By George P. Matysek Jr.
It was one of the ugliest scenes in the history of the Baltimore City Council.
As Cardinal Lawrence Shehan began testifying Jan. 13, 1966, in favor of an open housing ordinance designed to break down color lines, a barrage of angry jeers drowned him out.
Cardinal Shehan, who had received a death threat earlier that day, failed to convince the council to support the bill. Although the measure died, federal laws would later be changed to prevent discrimination – partly a result of the trailblazing action of the cardinal and other religious leaders.
This month marks the 50th anniversary of Cardinal Shehan’s groundbreaking pastoral letter on racial justice, a document that demanded an end to the last vestiges of discrimination that still existed in some parts of the local Catholic Church – no more segregated schools, parishes or hospitals – and “an end to distinctions of rank, place or treatment based on racial difference.”
In his letter, Cardinal Shehan insisted that racial justice must be applied not only to institutions, but to individuals throughout society.
“It must guide us in our personal relationships,” Cardinal Shehan said, “within our block, our neighborhood, our community; in our social and fraternal organizations; in the business we may conduct; in the labor unions to which we may belong; at work and at play; in all the circumstances of everyday life.”
Agnes Welch remembers when St. Edward School in West Baltimore was among several Catholic schools that treated blacks differently from whites.
“African-American children had to stand outside in the snow, cold and rain and wait for white children to enter the school first,” said Welch, a retired Baltimore City Council member who as a young woman worked at the school to help bring an end to discriminatory policies.
At Bon Secours Hospital, Welch said, African-American doctors were not hired and blacks weren’t welcome in the emergency room. The archdiocesan urban commission to which Welch belonged helped change those policies and others around the archdiocese.
After the publication of the letter, African-Americans began serving at the Catholic Center in Baltimore. Parishes such as St. Gregory the Great and St. Martin led the way in integration.
Cardinal Shehan relocated his residence from the Cathedral of Mary Our Queen in Homeland, then a restricted community, to what is now the Basilica of the National Shrine of the Assumption of the Blessed Virgin Mary. He joined fellow priests to witness Martin Luther King Jr.’s “I have a dream” speech in Washington. The cardinal also gave his nod to clergy who protested the segregated Gwynn Oak amusement park.
Welch believes none of the progress made inside the church and throughout the city would have been possible without Cardinal Shehan’s leadership.
“It had a snowballing effect,” Welch said.
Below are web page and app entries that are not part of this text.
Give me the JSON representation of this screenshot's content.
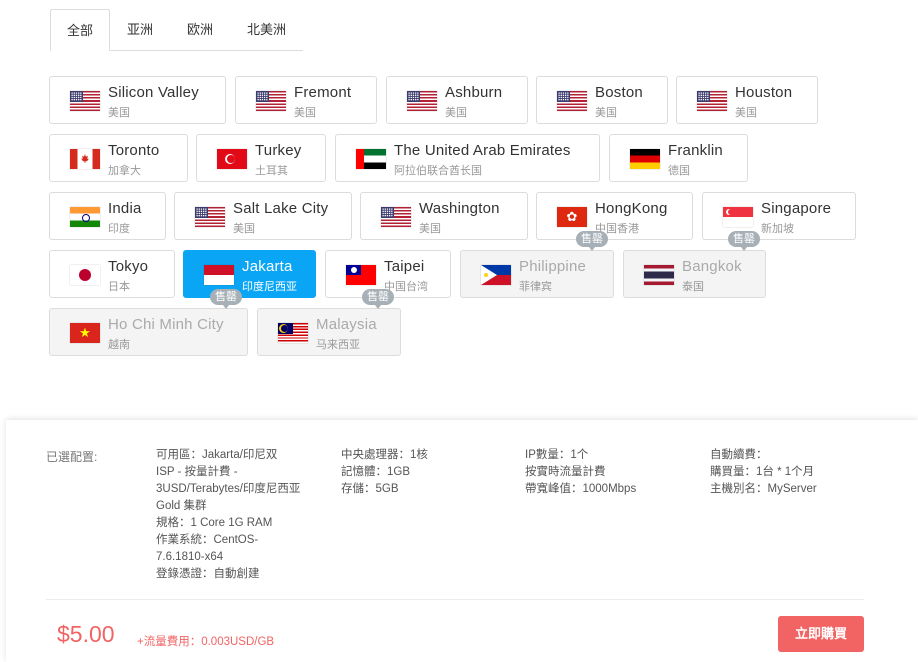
{
  "tabs": [
    "全部",
    "亚洲",
    "欧洲",
    "北美洲"
  ],
  "badge_text": "售罄",
  "locations": {
    "silicon_valley": {
      "name": "Silicon Valley",
      "country": "美国"
    },
    "fremont": {
      "name": "Fremont",
      "country": "美国"
    },
    "ashburn": {
      "name": "Ashburn",
      "country": "美国"
    },
    "boston": {
      "name": "Boston",
      "country": "美国"
    },
    "houston": {
      "name": "Houston",
      "country": "美国"
    },
    "toronto": {
      "name": "Toronto",
      "country": "加拿大"
    },
    "turkey": {
      "name": "Turkey",
      "country": "土耳其"
    },
    "uae": {
      "name": "The United Arab Emirates",
      "country": "阿拉伯联合酋长国"
    },
    "franklin": {
      "name": "Franklin",
      "country": "德国"
    },
    "india": {
      "name": "India",
      "country": "印度"
    },
    "salt_lake": {
      "name": "Salt Lake City",
      "country": "美国"
    },
    "washington": {
      "name": "Washington",
      "country": "美国"
    },
    "hongkong": {
      "name": "HongKong",
      "country": "中国香港"
    },
    "singapore": {
      "name": "Singapore",
      "country": "新加坡"
    },
    "tokyo": {
      "name": "Tokyo",
      "country": "日本"
    },
    "jakarta": {
      "name": "Jakarta",
      "country": "印度尼西亚"
    },
    "taipei": {
      "name": "Taipei",
      "country": "中国台湾"
    },
    "philippine": {
      "name": "Philippine",
      "country": "菲律宾"
    },
    "bangkok": {
      "name": "Bangkok",
      "country": "泰国"
    },
    "hcmc": {
      "name": "Ho Chi Minh City",
      "country": "越南"
    },
    "malaysia": {
      "name": "Malaysia",
      "country": "马来西亚"
    }
  },
  "summary": {
    "label": "已選配置:",
    "col1": [
      "可用區：Jakarta/印尼双",
      "ISP - 按量計費 - 3USD/Terabytes/印度尼西亚 Gold 集群",
      "規格：1 Core 1G RAM",
      "作業系統：CentOS-7.6.1810-x64",
      "登錄憑證：自動創建"
    ],
    "col2": [
      "中央處理器：1核",
      "記憶體：1GB",
      "存儲：5GB"
    ],
    "col3": [
      "IP數量：1个",
      "按實時流量計費",
      "帶寬峰值：1000Mbps"
    ],
    "col4": [
      "自動續費：",
      "購買量：1台 * 1个月",
      "主機別名：MyServer"
    ]
  },
  "price": "$5.00",
  "traffic_fee": "+流量費用：0.003USD/GB",
  "buy_label": "立即購買",
  "colors": {
    "selected": "#0aa6f5",
    "accent": "#f26363",
    "soldout_badge": "#a7b0b6"
  }
}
Beverly Carroll, former assistant director in the Secretariat for Cultural Diversity in the Church at the United States Conference of Catholic Bishops, said it took “extreme courage” for the cardinal to speak up.
“I remember him saying it was the right thing to do,” said Carroll, who also served on the urban commission.
We’ve come a long way, but there is more to be done. Cardinal Shehan’s plea for understanding still rings true. Christ came into the world to save everyone, Cardinal Shehan said.
“…On the cross of Calvary, he shed his blood to redeem all of us from our iniquity – all, without any exception,” Cardinal Shehan wrote. “In our Christian eyes then, there is a fundamental bond that links us all together in the sight of God and in the order established by him. We have an essential duty in justice to recognize and to respect equally the rights of all men.”
Let’s live Cardinal Shehan’s legacy.
George P. Matysek Jr. is assistant managing editor of the Catholic Review.
March 21, 2013 CatholicReview.org